Each person diagnosed with breast cancer handles it differently. Some people might want help with their day-to-day responsibilities, whereas others might want to be distracted from their diagnosis. It’s important to be sensitive to your loved one’s preferences. It’s also helpful to make concrete offers such as, “I can bring a meal for your family today or Saturday,” as opposed to a vague, “Call me if you need anything.” Here are some ideas:
- Food. During times of distress, people love to deliver food or set up a meal train. However, for people with cancer, food can be a tricky area. Many times, patients undergoing chemotherapy don’t have an appetite or need to avoid certain foods. Check with your loved one before bringing food. That said, even if they can’t eat, it may be helpful to drop off food for their family so no one has to cook. Just remember, unless specifically asked to stay, make sure you drop the food and depart. You don’t want your loved one to feel like they have to entertain guests.
- Research. Some people with breast cancer may appreciate the camaraderie of a support group, while others may want nothing to do with them. If you think your loved one is the type who would benefit from a support group (either in person or online), gathering links and directing them to various support groups/resources is a great way to help.
- Support during cosmetic changes. Many women struggle with the cosmetic aspects of breast cancer — losing their hair or getting a mastectomy. Something as simple as accompanying your loved one to pick out a wig or providing support after a mastectomy can make all the difference.
- Rides to treatment. Treatment for breast cancer can be challenging physically, mentally, and emotionally. If you’re able, offer to drive the person to treatment. It takes a huge burden off of them and allows them to focus on their treatment.
- Help with errands/chores/childcare. Everyday life doesn’t grind to a halt after a breast cancer diagnosis.
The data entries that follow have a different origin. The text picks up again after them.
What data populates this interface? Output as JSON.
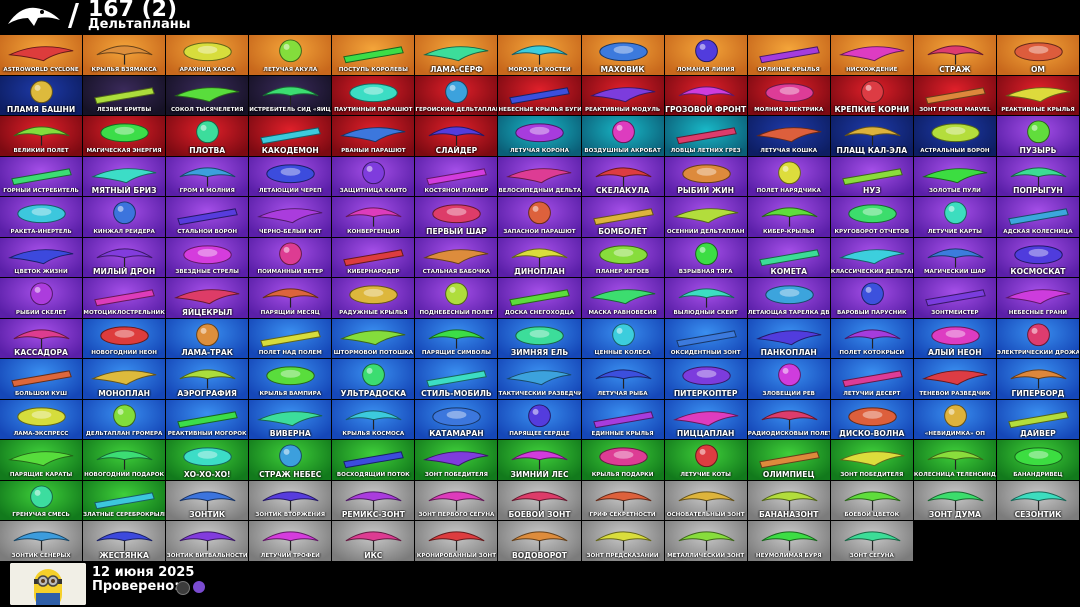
{
  "header": {
    "count_text": "167 (2)",
    "category": "Дельтапланы",
    "slash": "/"
  },
  "footer": {
    "date": "12 июня 2025",
    "checked_label": "Проверено:",
    "status_icons": [
      "epic-games-icon",
      "playstation-icon"
    ]
  },
  "rarity_colors": {
    "orange": [
      "#f4a53a",
      "#c8681c"
    ],
    "darkblue": [
      "#1e3aa8",
      "#0d1e63"
    ],
    "red": [
      "#e0202a",
      "#7d0a12"
    ],
    "dark": [
      "#3a2a5a",
      "#161226"
    ],
    "teal": [
      "#19b8c7",
      "#0b5f78"
    ],
    "purple": [
      "#a54fe8",
      "#5a1fa8"
    ],
    "blue": [
      "#3a8ff0",
      "#1547b8"
    ],
    "green": [
      "#3fcf3a",
      "#127a1c"
    ],
    "gray": [
      "#c9c9c9",
      "#7c7c7c"
    ]
  },
  "rows": [
    {
      "items": [
        {
          "n": "ASTROWORLD CYCLONE",
          "c": "orange"
        },
        {
          "n": "КРЫЛЬЯ ВЗЯМАКСА",
          "c": "orange"
        },
        {
          "n": "АРАХНИД ХАОСА",
          "c": "orange"
        },
        {
          "n": "ЛЕТУЧАЯ АКУЛА",
          "c": "orange"
        },
        {
          "n": "ПОСТУПЬ КОРОЛЕВЫ",
          "c": "orange"
        },
        {
          "n": "ЛАМА-СЁРФ",
          "c": "orange",
          "big": true
        },
        {
          "n": "МОРОЗ ДО КОСТЕЙ",
          "c": "orange"
        },
        {
          "n": "МАХОВИК",
          "c": "orange",
          "big": true
        },
        {
          "n": "ЛОМАНАЯ ЛИНИЯ",
          "c": "orange"
        },
        {
          "n": "ОРЛИНЫЕ КРЫЛЬЯ",
          "c": "orange"
        },
        {
          "n": "НИСХОЖДЕНИЕ",
          "c": "orange"
        },
        {
          "n": "СТРАЖ",
          "c": "orange",
          "big": true
        },
        {
          "n": "ОМ",
          "c": "orange",
          "big": true
        }
      ]
    },
    {
      "items": [
        {
          "n": "ПЛАМЯ БАШНИ",
          "c": "darkblue",
          "big": true
        },
        {
          "n": "ЛЕЗВИЕ БРИТВЫ",
          "c": "dark"
        },
        {
          "n": "СОКОЛ ТЫСЯЧЕЛЕТИЯ",
          "c": "dark"
        },
        {
          "n": "ИСТРЕБИТЕЛЬ СИД «ЯЙЦО»",
          "c": "dark"
        },
        {
          "n": "ПАУТИННЫЙ ПАРАШЮТ",
          "c": "red"
        },
        {
          "n": "ГЕРОЙСКИЙ ДЕЛЬТАПЛАН",
          "c": "red"
        },
        {
          "n": "НЕБЕСНЫЕ КРЫЛЬЯ БУГИ",
          "c": "red"
        },
        {
          "n": "РЕАКТИВНЫЙ МОДУЛЬ",
          "c": "red"
        },
        {
          "n": "ГРОЗОВОЙ ФРОНТ",
          "c": "red",
          "big": true
        },
        {
          "n": "МОЛНИЯ ЭЛЕКТРИКА",
          "c": "red"
        },
        {
          "n": "КРЕПКИЕ КОРНИ",
          "c": "red",
          "big": true
        },
        {
          "n": "ЗОНТ ГЕРОЕВ MARVEL",
          "c": "red"
        },
        {
          "n": "РЕАКТИВНЫЕ КРЫЛЬЯ",
          "c": "red"
        }
      ]
    },
    {
      "items": [
        {
          "n": "ВЕЛИКИЙ ПОЛЁТ",
          "c": "red"
        },
        {
          "n": "МАГИЧЕСКАЯ ЭНЕРГИЯ",
          "c": "red"
        },
        {
          "n": "ПЛОТВА",
          "c": "red",
          "big": true
        },
        {
          "n": "КАКОДЕМОН",
          "c": "red",
          "big": true
        },
        {
          "n": "РВАНЫЙ ПАРАШЮТ",
          "c": "red"
        },
        {
          "n": "СЛАЙДЕР",
          "c": "red",
          "big": true
        },
        {
          "n": "ЛЕТУЧАЯ КОРОНА",
          "c": "teal"
        },
        {
          "n": "ВОЗДУШНЫЙ АКРОБАТ",
          "c": "teal"
        },
        {
          "n": "ЛОВЦЫ ЛЕТНИХ ГРЁЗ",
          "c": "teal"
        },
        {
          "n": "ЛЕТУЧАЯ КОШКА",
          "c": "darkblue"
        },
        {
          "n": "ПЛАЩ КАЛ-ЭЛА",
          "c": "darkblue",
          "big": true
        },
        {
          "n": "АСТРАЛЬНЫЙ ВОРОН",
          "c": "darkblue"
        },
        {
          "n": "ПУЗЫРЬ",
          "c": "purple",
          "big": true
        }
      ]
    },
    {
      "items": [
        {
          "n": "ГОРНЫЙ ИСТРЕБИТЕЛЬ",
          "c": "purple"
        },
        {
          "n": "МЯТНЫЙ БРИЗ",
          "c": "purple",
          "big": true
        },
        {
          "n": "ГРОМ И МОЛНИЯ",
          "c": "purple"
        },
        {
          "n": "ЛЕТАЮЩИЙ ЧЕРЕП",
          "c": "purple"
        },
        {
          "n": "ЗАЩИТНИЦА КАЙТО",
          "c": "purple"
        },
        {
          "n": "КОСТЯНОЙ ПЛАНЕР",
          "c": "purple"
        },
        {
          "n": "ВЕЛОСИПЕДНЫЙ ДЕЛЬТАПЛАН",
          "c": "purple"
        },
        {
          "n": "СКЕЛАКУЛА",
          "c": "purple",
          "big": true
        },
        {
          "n": "РЫБИЙ ЖИН",
          "c": "purple",
          "big": true
        },
        {
          "n": "ПОЛЁТ НАРЯДЧИКА",
          "c": "purple"
        },
        {
          "n": "НУЗ",
          "c": "purple",
          "big": true
        },
        {
          "n": "ЗОЛОТЫЕ ПУЛИ",
          "c": "purple"
        },
        {
          "n": "ПОПРЫГУН",
          "c": "purple",
          "big": true
        }
      ]
    },
    {
      "items": [
        {
          "n": "РАКЕТА-ИНЕРТЕЛЬ",
          "c": "purple"
        },
        {
          "n": "КИНЖАЛ РЕЙДЕРА",
          "c": "purple"
        },
        {
          "n": "СТАЛЬНОЙ ВОРОН",
          "c": "purple"
        },
        {
          "n": "ЧЁРНО-БЕЛЫЙ КИТ",
          "c": "purple"
        },
        {
          "n": "КОНВЕРГЕНЦИЯ",
          "c": "purple"
        },
        {
          "n": "ПЕРВЫЙ ШАР",
          "c": "purple",
          "big": true
        },
        {
          "n": "ЗАПАСНОЙ ПАРАШЮТ",
          "c": "purple"
        },
        {
          "n": "БОМБОЛЁТ",
          "c": "purple",
          "big": true
        },
        {
          "n": "ОСЕННИЙ ДЕЛЬТАПЛАН",
          "c": "purple"
        },
        {
          "n": "КИБЕР-КРЫЛЬЯ",
          "c": "purple"
        },
        {
          "n": "КРУГОВОРОТ ОТЧЕТОВ",
          "c": "purple"
        },
        {
          "n": "ЛЕТУЧИЕ КАРТЫ",
          "c": "purple"
        },
        {
          "n": "АДСКАЯ КОЛЕСНИЦА",
          "c": "purple"
        }
      ]
    },
    {
      "items": [
        {
          "n": "ЦВЕТОК ЖИЗНИ",
          "c": "purple"
        },
        {
          "n": "МИЛЫЙ ДРОН",
          "c": "purple",
          "big": true
        },
        {
          "n": "ЗВЁЗДНЫЕ СТРЕЛЫ",
          "c": "purple"
        },
        {
          "n": "ПОЙМАННЫЙ ВЕТЕР",
          "c": "purple"
        },
        {
          "n": "КИБЕРНАРОДЁР",
          "c": "purple"
        },
        {
          "n": "СТАЛЬНАЯ БАБОЧКА",
          "c": "purple"
        },
        {
          "n": "ДИНОПЛАН",
          "c": "purple",
          "big": true
        },
        {
          "n": "ПЛАНЕР ИЗГОЕВ",
          "c": "purple"
        },
        {
          "n": "ВЗРЫВНАЯ ТЯГА",
          "c": "purple"
        },
        {
          "n": "КОМЕТА",
          "c": "purple",
          "big": true
        },
        {
          "n": "КЛАССИЧЕСКИЙ ДЕЛЬТАПЛАН",
          "c": "purple"
        },
        {
          "n": "МАГИЧЕСКИЙ ШАР",
          "c": "purple"
        },
        {
          "n": "КОСМОСКАТ",
          "c": "purple",
          "big": true
        }
      ]
    },
    {
      "items": [
        {
          "n": "РЫБИЙ СКЕЛЕТ",
          "c": "purple"
        },
        {
          "n": "МОТОЦИКЛОСТРЕЛЬНИК",
          "c": "purple"
        },
        {
          "n": "ЯЙЦЕКРЫЛ",
          "c": "purple",
          "big": true
        },
        {
          "n": "ПАРЯЩИЙ МЕСЯЦ",
          "c": "purple"
        },
        {
          "n": "РАДУЖНЫЕ КРЫЛЬЯ",
          "c": "purple"
        },
        {
          "n": "ПОДНЕБЕСНЫЙ ПОЛЁТ",
          "c": "purple"
        },
        {
          "n": "ДОСКА СНЕГОХОДЦА",
          "c": "purple"
        },
        {
          "n": "МАСКА РАВНОВЕСИЯ",
          "c": "purple"
        },
        {
          "n": "ВЫЛЮДНЫЙ СКЕЙТ",
          "c": "purple"
        },
        {
          "n": "ЛЕТАЮЩАЯ ТАРЕЛКА ДВИКИ",
          "c": "purple"
        },
        {
          "n": "ВАРОВЫЙ ПАРУСНИК",
          "c": "purple"
        },
        {
          "n": "ЗОНТМЕЙСТЕР",
          "c": "purple"
        },
        {
          "n": "НЕБЕСНЫЕ ГРАНИ",
          "c": "purple"
        }
      ]
    },
    {
      "items": [
        {
          "n": "КАССАДОРА",
          "c": "purple",
          "big": true
        },
        {
          "n": "НОВОГОДНИЙ НЕОН",
          "c": "blue"
        },
        {
          "n": "ЛАМА-ТРАК",
          "c": "blue",
          "big": true
        },
        {
          "n": "ПОЛЁТ НАД ПОЛЕМ",
          "c": "blue"
        },
        {
          "n": "ШТОРМОВОЙ ПОТОШКА",
          "c": "blue"
        },
        {
          "n": "ПАРЯЩИЕ СИМВОЛЫ",
          "c": "blue"
        },
        {
          "n": "ЗИМНЯЯ ЕЛЬ",
          "c": "blue",
          "big": true
        },
        {
          "n": "ЦЕННЫЕ КОЛЁСА",
          "c": "blue"
        },
        {
          "n": "ОКСИДЕНТНЫЙ ЗОНТ",
          "c": "blue"
        },
        {
          "n": "ПАНКОПЛАН",
          "c": "blue",
          "big": true
        },
        {
          "n": "ПОЛЁТ КОТОКРЫСИ",
          "c": "blue"
        },
        {
          "n": "АЛЫЙ НЕОН",
          "c": "blue",
          "big": true
        },
        {
          "n": "ЭЛЕКТРИЧЕСКИЙ ДРОЖАЩИЙ",
          "c": "blue"
        }
      ]
    },
    {
      "items": [
        {
          "n": "БОЛЬШОЙ КУШ",
          "c": "blue"
        },
        {
          "n": "МОНОПЛАН",
          "c": "blue",
          "big": true
        },
        {
          "n": "АЭРОГРАФИЯ",
          "c": "blue",
          "big": true
        },
        {
          "n": "КРЫЛЬЯ ВАМПИРА",
          "c": "blue"
        },
        {
          "n": "УЛЬТРАДОСКА",
          "c": "blue",
          "big": true
        },
        {
          "n": "СТИЛЬ-МОБИЛЬ",
          "c": "blue",
          "big": true
        },
        {
          "n": "ТАКТИЧЕСКИЙ РАЗВЕДЧИК",
          "c": "blue"
        },
        {
          "n": "ЛЕТУЧАЯ РЫБА",
          "c": "blue"
        },
        {
          "n": "ПИТЕРКОПТЕР",
          "c": "blue",
          "big": true
        },
        {
          "n": "ЗЛОВЕЩИЙ РЁВ",
          "c": "blue"
        },
        {
          "n": "ЛЕТУЧИЙ ДЕСЕРТ",
          "c": "blue"
        },
        {
          "n": "ТЕНЕВОЙ РАЗВЕДЧИК",
          "c": "blue"
        },
        {
          "n": "ГИПЕРБОРД",
          "c": "blue",
          "big": true
        }
      ]
    },
    {
      "items": [
        {
          "n": "ЛАМА-ЭКСПРЕСС",
          "c": "blue"
        },
        {
          "n": "ДЕЛЬТАПЛАН ГРОМЕРА",
          "c": "blue"
        },
        {
          "n": "РЕАКТИВНЫЙ МОГОРОК",
          "c": "blue"
        },
        {
          "n": "ВИВЕРНА",
          "c": "blue",
          "big": true
        },
        {
          "n": "КРЫЛЬЯ КОСМОСА",
          "c": "blue"
        },
        {
          "n": "КАТАМАРАН",
          "c": "blue",
          "big": true
        },
        {
          "n": "ПАРЯЩЕЕ СЕРДЦЕ",
          "c": "blue"
        },
        {
          "n": "ЕДИННЫЕ КРЫЛЬЯ",
          "c": "blue"
        },
        {
          "n": "ПИЦЦАПЛАН",
          "c": "blue",
          "big": true
        },
        {
          "n": "РАДИОДИСКОВЫЙ ПОЛЁТ",
          "c": "blue"
        },
        {
          "n": "ДИСКО-ВОЛНА",
          "c": "blue",
          "big": true
        },
        {
          "n": "«НЕВИДИМКА» ОП",
          "c": "blue"
        },
        {
          "n": "ДАЙВЕР",
          "c": "blue",
          "big": true
        }
      ]
    },
    {
      "items": [
        {
          "n": "ПАРЯЩИЕ КАРАТЫ",
          "c": "green"
        },
        {
          "n": "НОВОГОДНИЙ ПОДАРОК",
          "c": "green"
        },
        {
          "n": "ХО-ХО-ХО!",
          "c": "green",
          "big": true
        },
        {
          "n": "СТРАЖ НЕБЕС",
          "c": "green",
          "big": true
        },
        {
          "n": "ВОСХОДЯЩИЙ ПОТОК",
          "c": "green"
        },
        {
          "n": "ЗОНТ ПОБЕДИТЕЛЯ",
          "c": "green"
        },
        {
          "n": "ЗИМНИЙ ЛЕС",
          "c": "green",
          "big": true
        },
        {
          "n": "КРЫЛЬЯ ПОДАРКИ",
          "c": "green"
        },
        {
          "n": "ЛЕТУЧИЕ КОТЫ",
          "c": "green"
        },
        {
          "n": "ОЛИМПИЕЦ",
          "c": "green",
          "big": true
        },
        {
          "n": "ЗОНТ ПОБЕДИТЕЛЯ",
          "c": "green"
        },
        {
          "n": "КОЛЕСНИЦА ТЕЛЕНСИНДА",
          "c": "green"
        },
        {
          "n": "БАНАНДРИВЕЦ",
          "c": "green"
        }
      ]
    },
    {
      "items": [
        {
          "n": "ГРЕНУЧАЯ СМЕСЬ",
          "c": "green"
        },
        {
          "n": "ЗЛАТНЫЕ СЕРЕБРОКРЫЛЬЯ",
          "c": "green"
        },
        {
          "n": "ЗОНТИК",
          "c": "gray",
          "big": true
        },
        {
          "n": "ЗОНТИК ВТОРЖЕНИЯ",
          "c": "gray"
        },
        {
          "n": "РЕМИКС-ЗОНТ",
          "c": "gray",
          "big": true
        },
        {
          "n": "ЗОНТ ПЕРВОГО СЁГУНА",
          "c": "gray"
        },
        {
          "n": "БОЕВОЙ ЗОНТ",
          "c": "gray",
          "big": true
        },
        {
          "n": "ГРИФ СЕКРЕТНОСТИ",
          "c": "gray"
        },
        {
          "n": "ОСНОВАТЕЛЬНЫЙ ЗОНТ",
          "c": "gray"
        },
        {
          "n": "БАНАНАЗОНТ",
          "c": "gray",
          "big": true
        },
        {
          "n": "БОЕВОЙ ЦВЕТОК",
          "c": "gray"
        },
        {
          "n": "ЗОНТ ДУМА",
          "c": "gray",
          "big": true
        },
        {
          "n": "СЕЗОНТИК",
          "c": "gray",
          "big": true
        }
      ]
    },
    {
      "items": [
        {
          "n": "ЗОНТИК СЕНЕРЫХ",
          "c": "gray"
        },
        {
          "n": "ЖЕСТЯНКА",
          "c": "gray",
          "big": true
        },
        {
          "n": "ЗОНТИК ВИТВАЛЬНОСТИ",
          "c": "gray"
        },
        {
          "n": "ЛЕТУЧИЙ ТРОФЕЙ",
          "c": "gray"
        },
        {
          "n": "ИКС",
          "c": "gray",
          "big": true
        },
        {
          "n": "КРОНИРОВАННЫЙ ЗОНТ",
          "c": "gray"
        },
        {
          "n": "ВОДОВОРОТ",
          "c": "gray",
          "big": true
        },
        {
          "n": "ЗОНТ ПРЕДСКАЗАНИЙ",
          "c": "gray"
        },
        {
          "n": "МЕТАЛЛИЧЕСКИЙ ЗОНТ",
          "c": "gray"
        },
        {
          "n": "НЕУМОЛИМАЯ БУРЯ",
          "c": "gray"
        },
        {
          "n": "ЗОНТ СЁГУНА",
          "c": "gray"
        }
      ]
    }
  ]
}
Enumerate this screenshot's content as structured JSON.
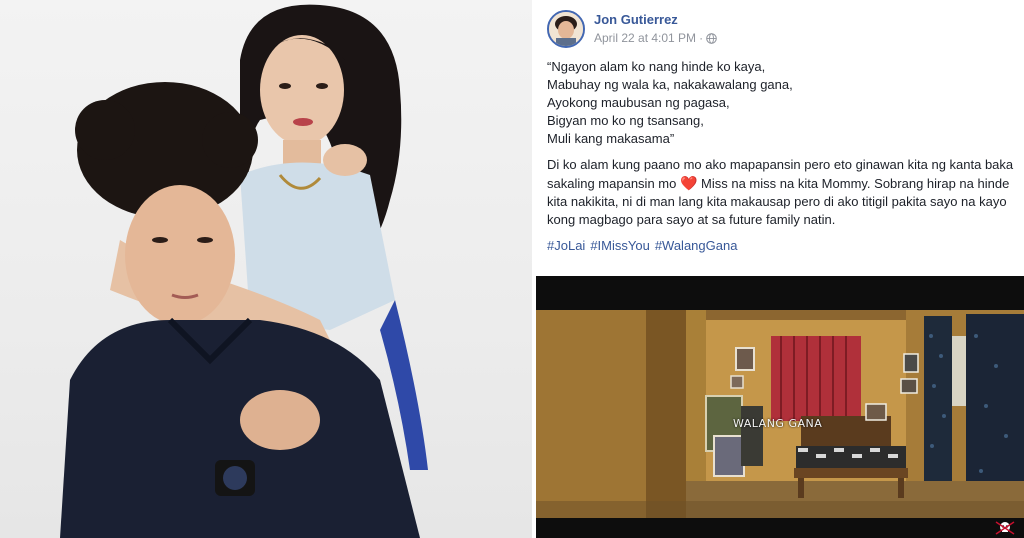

Offer to pick up prescriptions or groceries, or ask if you can hire a cleaning service to come clean for them. If your loved one has children at home, offer to babysit or drive them to school/sports practices/music lessons.
- Care baskets. Care baskets are a wonderful way to provide personalized support for someone undergoing treatment. Fill it with small items of comfort that you know the person would like such as socks, a heating pad, candles, pajamas, pictures, books or magazines, lip balm, or ginger candy (to help with nausea). The American Cancer Society provides some additional ideas for gifts.
- Gift cards. My sister’s treatment occurred about an hour away from where she lived, so every time she had to drive to treatment, she had to pay for gas, tolls, meals, etc. This all adds up, and can be an additional financial burden for those undergoing treatment. One way to provide support is by sending gift cards for gas or meals. Since I live far from my sister, this was one way that I felt like I could help from a distance.
- A welcome distraction. Sometimes, people with breast cancer just want a break from talking about cancer. They may be tired of the constant discussion around treatment and medical jargon, or they may feel that cancer is the only thing that people talk to them about. This is where you could provide a welcome distraction in the form of funny books, movies, or podcasts. Consider giving a subscription to a podcast, music, or movie streaming service.
And don’t forget to offer support on an ongoing basis. After a cancer diagnosis, people rally and come together to provide support in a big way. But often, as time goes on, people retreat back into their daily lives and support can fall by the wayside. Treatment may be long, and our loved ones need us just as much one year in as they did in the beginning.
What to Say
Talking to someone after they are diagnosed with breast cancer can be tricky. Many times, you don’t know what to say. You don’t want to say the wrong thing, so maybe you don’t say anything. But staying silent can be hurtful. Luckily, there are guides on helpful things to say to someone with cancer.
And don’t underestimate the power of listening. People with breast cancer experience a wide range of emotions, from fear and anger to anxiety and depression. Many times, someone with cancer just needs someone to listen to what they are feeling.
Protecting the Vulnerable
As we enter into cold and flu season, it’s worth noting the importance of wearing a mask and getting vaccinated against COVID-19 and the flu to protect those with cancer. People with cancer are very vulnerable to even seemingly mild illnesses since their immune systems are so compromised. It’s critically important to wear a mask and get vaccinated to protect people with cancer from COVID-19, the flu, or other respiratory illnesses that peak during the colder months.